- [Your objective]:
The data below should be copied out exactly, with its pictures omitted.
[[ Data section, beginning ]]
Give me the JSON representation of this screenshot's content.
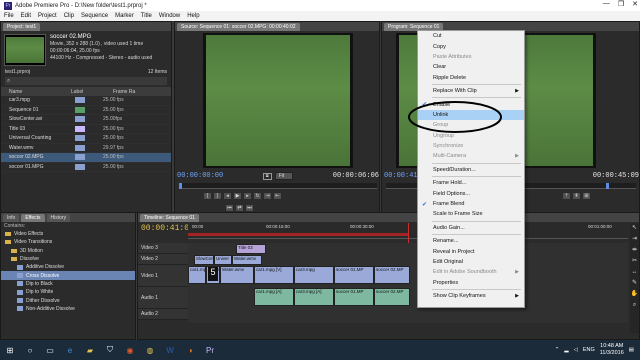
{
  "window": {
    "title": "Adobe Premiere Pro - D:\\New folder\\test1.prproj *",
    "controls": [
      "—",
      "❐",
      "✕"
    ]
  },
  "menu": [
    "File",
    "Edit",
    "Project",
    "Clip",
    "Sequence",
    "Marker",
    "Title",
    "Window",
    "Help"
  ],
  "project": {
    "tab": "Project: test1",
    "clip_name": "soccer 02.MPG",
    "clip_info": [
      "Movie, 352 x 288 (1.0) , video used 1 time",
      "00:00:06:04, 25.00 fps",
      "44100 Hz - Compressed - Stereo - audio used"
    ],
    "file": "test1.prproj",
    "count": "12 Items",
    "columns": [
      "Name",
      "Label",
      "Frame Ra"
    ],
    "items": [
      {
        "name": "car3.mpg",
        "label_color": "#8aa0d0",
        "rate": "25.00 fps",
        "selected": false
      },
      {
        "name": "Sequence 01",
        "label_color": "#58a06a",
        "rate": "25.00 fps",
        "selected": false
      },
      {
        "name": "SlowCenter.avi",
        "label_color": "#8aa0d0",
        "rate": "25.00fps",
        "selected": false
      },
      {
        "name": "Title 03",
        "label_color": "#c9b8ff",
        "rate": "25.00 fps",
        "selected": false
      },
      {
        "name": "Universal Counting Leader",
        "label_color": "#8aa0d0",
        "rate": "25.00 fps",
        "selected": false
      },
      {
        "name": "Water.wmv",
        "label_color": "#8aa0d0",
        "rate": "29.97 fps",
        "selected": false
      },
      {
        "name": "soccer 02.MPG",
        "label_color": "#8aa0d0",
        "rate": "25.00 fps",
        "selected": true
      },
      {
        "name": "soccer 01.MPG",
        "label_color": "#8aa0d0",
        "rate": "25.00 fps",
        "selected": false
      }
    ]
  },
  "source": {
    "tab": "Source: Sequence 01: soccer 02.MPG: 00:00:40:02",
    "tc_in": "00:00:00:00",
    "fit": "Fit",
    "tc_dur": "00:00:06:06"
  },
  "program": {
    "tab": "Program: Sequence 01",
    "tc_in": "00:00:41:0",
    "tc_dur": "00:00:45:09"
  },
  "effects": {
    "tabs": [
      "Info",
      "Effects",
      "History"
    ],
    "contains": "Contains:",
    "tree": [
      {
        "label": "Video Effects",
        "type": "folder",
        "indent": 0,
        "selected": false
      },
      {
        "label": "Video Transitions",
        "type": "folder",
        "indent": 0,
        "selected": false
      },
      {
        "label": "3D Motion",
        "type": "folder",
        "indent": 1,
        "selected": false
      },
      {
        "label": "Dissolve",
        "type": "folder",
        "indent": 1,
        "selected": false
      },
      {
        "label": "Additive Dissolve",
        "type": "item",
        "indent": 2,
        "selected": false
      },
      {
        "label": "Cross Dissolve",
        "type": "item",
        "indent": 2,
        "selected": true
      },
      {
        "label": "Dip to Black",
        "type": "item",
        "indent": 2,
        "selected": false
      },
      {
        "label": "Dip to White",
        "type": "item",
        "indent": 2,
        "selected": false
      },
      {
        "label": "Dither Dissolve",
        "type": "item",
        "indent": 2,
        "selected": false
      },
      {
        "label": "Non-Additive Dissolve",
        "type": "item",
        "indent": 2,
        "selected": false
      }
    ]
  },
  "timeline": {
    "tab": "Timeline: Sequence 01",
    "tc": "00:00:41:04",
    "ruler": [
      "00:00",
      "00:00:15:00",
      "00:00:30:00",
      "00:00:45:00",
      "00:01:00:00"
    ],
    "tracks": [
      "Video 3",
      "Video 2",
      "Video 1",
      "Audio 1",
      "Audio 2"
    ],
    "clips": {
      "title": "Title 03",
      "v2": [
        "SlowCen",
        "Univer",
        "Water.wmv"
      ],
      "v1": [
        "car1.mpg",
        "Univer",
        "Water.wmv",
        "car1.mpg [V]",
        "car3.mpg",
        "soccer 01.MP",
        "soccer 02.MP"
      ],
      "a1": [
        "car1.mpg [A]",
        "car3.mpg [A]",
        "soccer 01.MP",
        "soccer 02.MP"
      ],
      "counter": "5",
      "opacity": "Opacity:Opacity"
    }
  },
  "context_menu": [
    {
      "label": "Cut",
      "state": "normal"
    },
    {
      "label": "Copy",
      "state": "normal"
    },
    {
      "label": "Paste Attributes",
      "state": "disabled"
    },
    {
      "label": "Clear",
      "state": "normal"
    },
    {
      "label": "Ripple Delete",
      "state": "normal"
    },
    {
      "sep": true
    },
    {
      "label": "Replace With Clip",
      "state": "normal",
      "submenu": true
    },
    {
      "sep": true
    },
    {
      "label": "Enable",
      "state": "normal",
      "checked": true
    },
    {
      "label": "Unlink",
      "state": "highlight"
    },
    {
      "label": "Group",
      "state": "disabled"
    },
    {
      "label": "Ungroup",
      "state": "disabled"
    },
    {
      "label": "Synchronize",
      "state": "disabled"
    },
    {
      "label": "Multi-Camera",
      "state": "disabled",
      "submenu": true
    },
    {
      "sep": true
    },
    {
      "label": "Speed/Duration...",
      "state": "normal"
    },
    {
      "sep": true
    },
    {
      "label": "Frame Hold...",
      "state": "normal"
    },
    {
      "label": "Field Options...",
      "state": "normal"
    },
    {
      "label": "Frame Blend",
      "state": "normal",
      "checked": true
    },
    {
      "label": "Scale to Frame Size",
      "state": "normal"
    },
    {
      "sep": true
    },
    {
      "label": "Audio Gain...",
      "state": "normal"
    },
    {
      "sep": true
    },
    {
      "label": "Rename...",
      "state": "normal"
    },
    {
      "label": "Reveal in Project",
      "state": "normal"
    },
    {
      "label": "Edit Original",
      "state": "normal"
    },
    {
      "label": "Edit in Adobe Soundbooth",
      "state": "disabled",
      "submenu": true
    },
    {
      "label": "Properties",
      "state": "normal"
    },
    {
      "sep": true
    },
    {
      "label": "Show Clip Keyframes",
      "state": "normal",
      "submenu": true
    }
  ],
  "taskbar": {
    "lang": "ENG",
    "time": "10:48 AM",
    "date": "11/3/2016"
  }
}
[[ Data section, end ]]
- [Written reply]:
Give me the JSON representation of this screenshot's content.
{
  "window": {
    "title": "Adobe Premiere Pro - D:\\New folder\\test1.prproj *",
    "controls": [
      "—",
      "❐",
      "✕"
    ]
  },
  "menu": [
    "File",
    "Edit",
    "Project",
    "Clip",
    "Sequence",
    "Marker",
    "Title",
    "Window",
    "Help"
  ],
  "project": {
    "tab": "Project: test1",
    "clip_name": "soccer 02.MPG",
    "clip_info": [
      "Movie, 352 x 288 (1.0) , video used 1 time",
      "00:00:06:04, 25.00 fps",
      "44100 Hz - Compressed - Stereo - audio used"
    ],
    "file": "test1.prproj",
    "count": "12 Items",
    "columns": [
      "Name",
      "Label",
      "Frame Ra"
    ],
    "items": [
      {
        "name": "car3.mpg",
        "label_color": "#8aa0d0",
        "rate": "25.00 fps",
        "selected": false
      },
      {
        "name": "Sequence 01",
        "label_color": "#58a06a",
        "rate": "25.00 fps",
        "selected": false
      },
      {
        "name": "SlowCenter.avi",
        "label_color": "#8aa0d0",
        "rate": "25.00fps",
        "selected": false
      },
      {
        "name": "Title 03",
        "label_color": "#c9b8ff",
        "rate": "25.00 fps",
        "selected": false
      },
      {
        "name": "Universal Counting Leader",
        "label_color": "#8aa0d0",
        "rate": "25.00 fps",
        "selected": false
      },
      {
        "name": "Water.wmv",
        "label_color": "#8aa0d0",
        "rate": "29.97 fps",
        "selected": false
      },
      {
        "name": "soccer 02.MPG",
        "label_color": "#8aa0d0",
        "rate": "25.00 fps",
        "selected": true
      },
      {
        "name": "soccer 01.MPG",
        "label_color": "#8aa0d0",
        "rate": "25.00 fps",
        "selected": false
      }
    ]
  },
  "source": {
    "tab": "Source: Sequence 01: soccer 02.MPG: 00:00:40:02",
    "tc_in": "00:00:00:00",
    "fit": "Fit",
    "tc_dur": "00:00:06:06"
  },
  "program": {
    "tab": "Program: Sequence 01",
    "tc_in": "00:00:41:0",
    "tc_dur": "00:00:45:09"
  },
  "effects": {
    "tabs": [
      "Info",
      "Effects",
      "History"
    ],
    "contains": "Contains:",
    "tree": [
      {
        "label": "Video Effects",
        "type": "folder",
        "indent": 0,
        "selected": false
      },
      {
        "label": "Video Transitions",
        "type": "folder",
        "indent": 0,
        "selected": false
      },
      {
        "label": "3D Motion",
        "type": "folder",
        "indent": 1,
        "selected": false
      },
      {
        "label": "Dissolve",
        "type": "folder",
        "indent": 1,
        "selected": false
      },
      {
        "label": "Additive Dissolve",
        "type": "item",
        "indent": 2,
        "selected": false
      },
      {
        "label": "Cross Dissolve",
        "type": "item",
        "indent": 2,
        "selected": true
      },
      {
        "label": "Dip to Black",
        "type": "item",
        "indent": 2,
        "selected": false
      },
      {
        "label": "Dip to White",
        "type": "item",
        "indent": 2,
        "selected": false
      },
      {
        "label": "Dither Dissolve",
        "type": "item",
        "indent": 2,
        "selected": false
      },
      {
        "label": "Non-Additive Dissolve",
        "type": "item",
        "indent": 2,
        "selected": false
      }
    ]
  },
  "timeline": {
    "tab": "Timeline: Sequence 01",
    "tc": "00:00:41:04",
    "ruler": [
      "00:00",
      "00:00:15:00",
      "00:00:30:00",
      "00:00:45:00",
      "00:01:00:00"
    ],
    "tracks": [
      "Video 3",
      "Video 2",
      "Video 1",
      "Audio 1",
      "Audio 2"
    ],
    "clips": {
      "title": "Title 03",
      "v2": [
        "SlowCen",
        "Univer",
        "Water.wmv"
      ],
      "v1": [
        "car1.mpg",
        "Univer",
        "Water.wmv",
        "car1.mpg [V]",
        "car3.mpg",
        "soccer 01.MP",
        "soccer 02.MP"
      ],
      "a1": [
        "car1.mpg [A]",
        "car3.mpg [A]",
        "soccer 01.MP",
        "soccer 02.MP"
      ],
      "counter": "5",
      "opacity": "Opacity:Opacity"
    }
  },
  "context_menu": [
    {
      "label": "Cut",
      "state": "normal"
    },
    {
      "label": "Copy",
      "state": "normal"
    },
    {
      "label": "Paste Attributes",
      "state": "disabled"
    },
    {
      "label": "Clear",
      "state": "normal"
    },
    {
      "label": "Ripple Delete",
      "state": "normal"
    },
    {
      "sep": true
    },
    {
      "label": "Replace With Clip",
      "state": "normal",
      "submenu": true
    },
    {
      "sep": true
    },
    {
      "label": "Enable",
      "state": "normal",
      "checked": true
    },
    {
      "label": "Unlink",
      "state": "highlight"
    },
    {
      "label": "Group",
      "state": "disabled"
    },
    {
      "label": "Ungroup",
      "state": "disabled"
    },
    {
      "label": "Synchronize",
      "state": "disabled"
    },
    {
      "label": "Multi-Camera",
      "state": "disabled",
      "submenu": true
    },
    {
      "sep": true
    },
    {
      "label": "Speed/Duration...",
      "state": "normal"
    },
    {
      "sep": true
    },
    {
      "label": "Frame Hold...",
      "state": "normal"
    },
    {
      "label": "Field Options...",
      "state": "normal"
    },
    {
      "label": "Frame Blend",
      "state": "normal",
      "checked": true
    },
    {
      "label": "Scale to Frame Size",
      "state": "normal"
    },
    {
      "sep": true
    },
    {
      "label": "Audio Gain...",
      "state": "normal"
    },
    {
      "sep": true
    },
    {
      "label": "Rename...",
      "state": "normal"
    },
    {
      "label": "Reveal in Project",
      "state": "normal"
    },
    {
      "label": "Edit Original",
      "state": "normal"
    },
    {
      "label": "Edit in Adobe Soundbooth",
      "state": "disabled",
      "submenu": true
    },
    {
      "label": "Properties",
      "state": "normal"
    },
    {
      "sep": true
    },
    {
      "label": "Show Clip Keyframes",
      "state": "normal",
      "submenu": true
    }
  ],
  "taskbar": {
    "lang": "ENG",
    "time": "10:48 AM",
    "date": "11/3/2016"
  }
}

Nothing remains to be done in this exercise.